Rather than enemies, twins in Native American mythology are often partners in a task or a quest. In myths from the Pacific Northwest, the twins Enumclaw and Kapoonis sought to obtain power over fire and rock from the spirits. Their activities became so threatening that the sky god made them into spirits themselves. Enumclaw ruled lightning, and Kapoonis controlled thunder."
What's-Your-Sign.com describes the Navajo Twin as follows: "Usually described as Mother Earth and Sky Father twins, or Brother Sister twins, the Navajo Twins are powerful Native American symbols for creation and the evolution of creation itself. They also represent perfect balance."

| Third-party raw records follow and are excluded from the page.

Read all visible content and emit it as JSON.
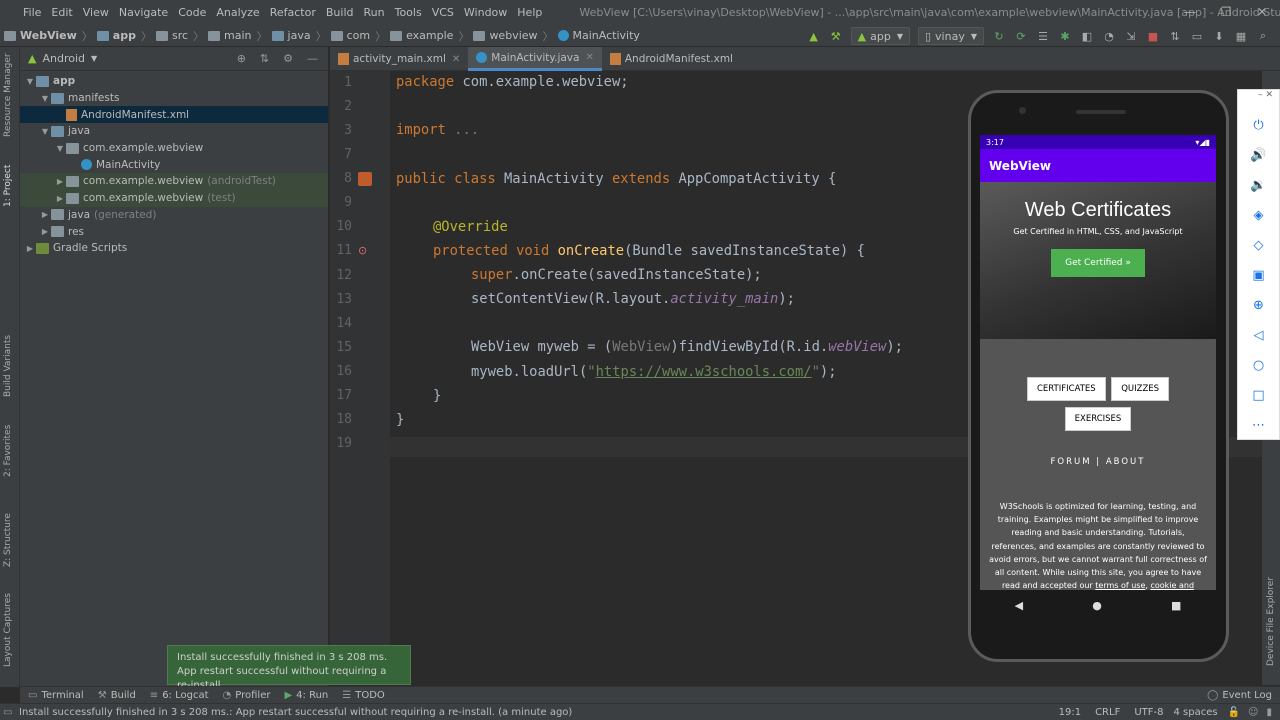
{
  "menu": {
    "items": [
      "File",
      "Edit",
      "View",
      "Navigate",
      "Code",
      "Analyze",
      "Refactor",
      "Build",
      "Run",
      "Tools",
      "VCS",
      "Window",
      "Help"
    ],
    "title": "WebView [C:\\Users\\vinay\\Desktop\\WebView] - ...\\app\\src\\main\\java\\com\\example\\webview\\MainActivity.java [app] - Android Studio"
  },
  "breadcrumb": [
    "WebView",
    "app",
    "src",
    "main",
    "java",
    "com",
    "example",
    "webview",
    "MainActivity"
  ],
  "toolbar": {
    "config": "app",
    "device": "vinay"
  },
  "left_strip": [
    "Resource Manager",
    "1: Project",
    "Build Variants",
    "2: Favorites",
    "Z: Structure",
    "Layout Captures"
  ],
  "project": {
    "view": "Android",
    "tree": [
      {
        "label": "app",
        "extra": "",
        "depth": 0,
        "icon": "folder-blue",
        "arrow": "▼",
        "cls": ""
      },
      {
        "label": "manifests",
        "extra": "",
        "depth": 1,
        "icon": "folder-blue",
        "arrow": "▼",
        "cls": ""
      },
      {
        "label": "AndroidManifest.xml",
        "extra": "",
        "depth": 2,
        "icon": "xml",
        "arrow": "",
        "cls": "sel"
      },
      {
        "label": "java",
        "extra": "",
        "depth": 1,
        "icon": "folder-blue",
        "arrow": "▼",
        "cls": ""
      },
      {
        "label": "com.example.webview",
        "extra": "",
        "depth": 2,
        "icon": "folder",
        "arrow": "▼",
        "cls": ""
      },
      {
        "label": "MainActivity",
        "extra": "",
        "depth": 3,
        "icon": "class",
        "arrow": "",
        "cls": ""
      },
      {
        "label": "com.example.webview",
        "extra": "(androidTest)",
        "depth": 2,
        "icon": "folder",
        "arrow": "▶",
        "cls": "hl"
      },
      {
        "label": "com.example.webview",
        "extra": "(test)",
        "depth": 2,
        "icon": "folder",
        "arrow": "▶",
        "cls": "hl"
      },
      {
        "label": "java",
        "extra": "(generated)",
        "depth": 1,
        "icon": "folder",
        "arrow": "▶",
        "cls": ""
      },
      {
        "label": "res",
        "extra": "",
        "depth": 1,
        "icon": "folder",
        "arrow": "▶",
        "cls": ""
      },
      {
        "label": "Gradle Scripts",
        "extra": "",
        "depth": 0,
        "icon": "gradle",
        "arrow": "▶",
        "cls": ""
      }
    ]
  },
  "tabs": [
    {
      "label": "activity_main.xml",
      "active": false
    },
    {
      "label": "MainActivity.java",
      "active": true
    },
    {
      "label": "AndroidManifest.xml",
      "active": false
    }
  ],
  "line_numbers": [
    "1",
    "2",
    "3",
    "7",
    "8",
    "9",
    "10",
    "11",
    "12",
    "13",
    "14",
    "15",
    "16",
    "17",
    "18",
    "19"
  ],
  "code": {
    "l1_kw": "package",
    "l1_rest": " com.example.webview;",
    "l3_kw": "import",
    "l3_fold": " ...",
    "l8_kw1": "public class",
    "l8_name": " MainActivity ",
    "l8_kw2": "extends",
    "l8_rest": " AppCompatActivity {",
    "l10": "@Override",
    "l11_kw": "protected void",
    "l11_fn": " onCreate",
    "l11_rest": "(Bundle savedInstanceState) {",
    "l12_kw": "super",
    "l12_rest": ".onCreate(savedInstanceState);",
    "l13_a": "setContentView(R.layout.",
    "l13_it": "activity_main",
    "l13_b": ");",
    "l15_a": "WebView myweb = (",
    "l15_dim": "WebView",
    "l15_b": ")findViewById(R.id.",
    "l15_it": "webView",
    "l15_c": ");",
    "l16_a": "myweb.loadUrl(",
    "l16_q1": "\"",
    "l16_url": "https://www.w3schools.com/",
    "l16_q2": "\"",
    "l16_b": ");",
    "l17": "}",
    "l18": "}"
  },
  "toast": {
    "line1": "Install successfully finished in 3 s 208 ms.",
    "line2": "App restart successful without requiring a re-install."
  },
  "tool_windows": [
    "Terminal",
    "Build",
    "6: Logcat",
    "Profiler",
    "4: Run",
    "TODO"
  ],
  "event_log": "Event Log",
  "status": {
    "message": "Install successfully finished in 3 s 208 ms.: App restart successful without requiring a re-install. (a minute ago)",
    "pos": "19:1",
    "crlf": "CRLF",
    "enc": "UTF-8",
    "indent": "4 spaces"
  },
  "right_strip": [
    "Device File Explorer"
  ],
  "phone": {
    "time": "3:17",
    "app_title": "WebView",
    "hero_title": "Web Certificates",
    "hero_sub": "Get Certified in HTML, CSS, and JavaScript",
    "cta": "Get Certified »",
    "btn1": "CERTIFICATES",
    "btn2": "QUIZZES",
    "btn3": "EXERCISES",
    "forum": "FORUM | ABOUT",
    "desc": "W3Schools is optimized for learning, testing, and training. Examples might be simplified to improve reading and basic understanding. Tutorials, references, and examples are constantly reviewed to avoid errors, but we cannot warrant full correctness of all content. While using this site, you agree to have read and accepted our ",
    "terms": "terms of use",
    "cookie": "cookie and"
  }
}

Depicted in almost every emergence/creation story among the Southwestern Indian people. The twins are usually depicted as boys or small men who heroically overcam great odds to protect the people from monsters, drought, attack from other beings, animals, or many other problems. They illustrate the concept of duality: in life, in the natural world, everything exists in balance -- male/female, large/small, light/dark, good/evil. Here they are depicted as Father Sky/Mother Earth, from a Navajo sand painting. The Hand, represents the presence of man, his work, his acheivements, his legacy. It also represents the direction of the creative spirit through a man, as a vessel for the Creators power.Navajo Twins Usually described as Mother Earth and Sky Father twins, or Brother Sister twins, the Navajo Twins are powerful Native American symbols for creation and the evolution of creation itself. They also represent perfect balance.
For More Information:Native American Designs